Hamilton-based Webhealth this week won a health informatics award for its innovative website which helps people connect to health and social service providers.

Manager Tahi Tait says it is also putting the information on kiosks, which are proving popular with people who do not have Internet access.

“From the kiosks it’s 15 years olds up to 25 and it’s Maori and Pacific Islanders who are the big users. It’s an absolute turnaround. If you have the information available, they’ll take it up,” Tait said.

Tahi Tait says the Webhealth site and kiosk appeals to people because they can make inquiries about sensitive subjects in a confidential way.


Blogger Anonymous said...

As a member of both the Ratana family and the Ratana Church I find comments made in Keith Newmans book intrusive and offensive. This book should never have been published and is evidence of a great wrong that has been committed against the principles that were left behind by the founder, T.W. Ratana. The memory of his daughter, Maata Te Reo Hura has also been trampled on with inaccurate accounts of her life. Her immediate family never gave permission for any details about either her personal life or her church life to be revealed and neither were they consulted about the accuracy of this information.

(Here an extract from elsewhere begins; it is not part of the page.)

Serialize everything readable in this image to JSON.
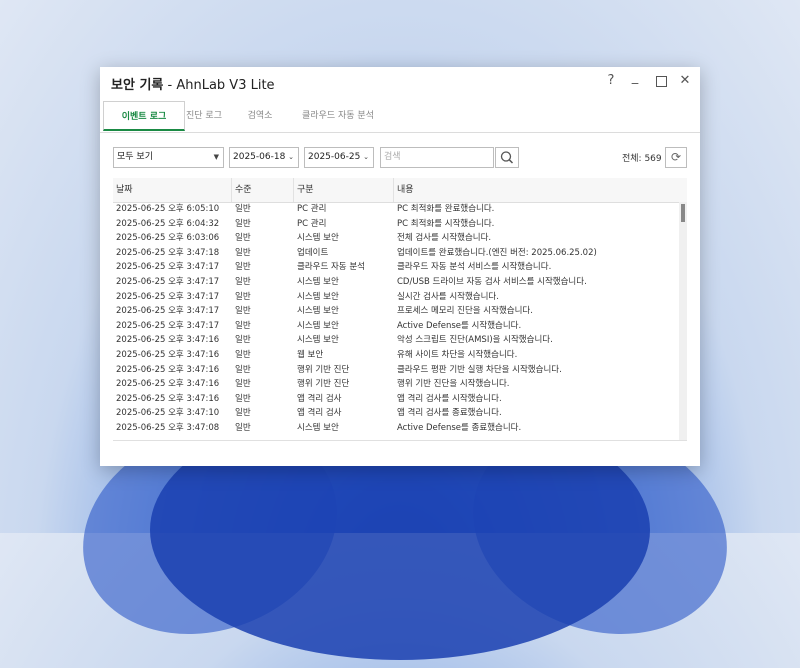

I dispute a lot of the information in this book and lay the blame solely with those who provided this information.

12:46 pm  
Anonymous Anonymous said...

Looking for information and found it at this great site... »

1:04 am  
Anonymous Anonymous said...

Looking for information and found it at this great site... »

10:52 pm  

Post a Comment

Subscribe to Post Comments [Atom]

<< Home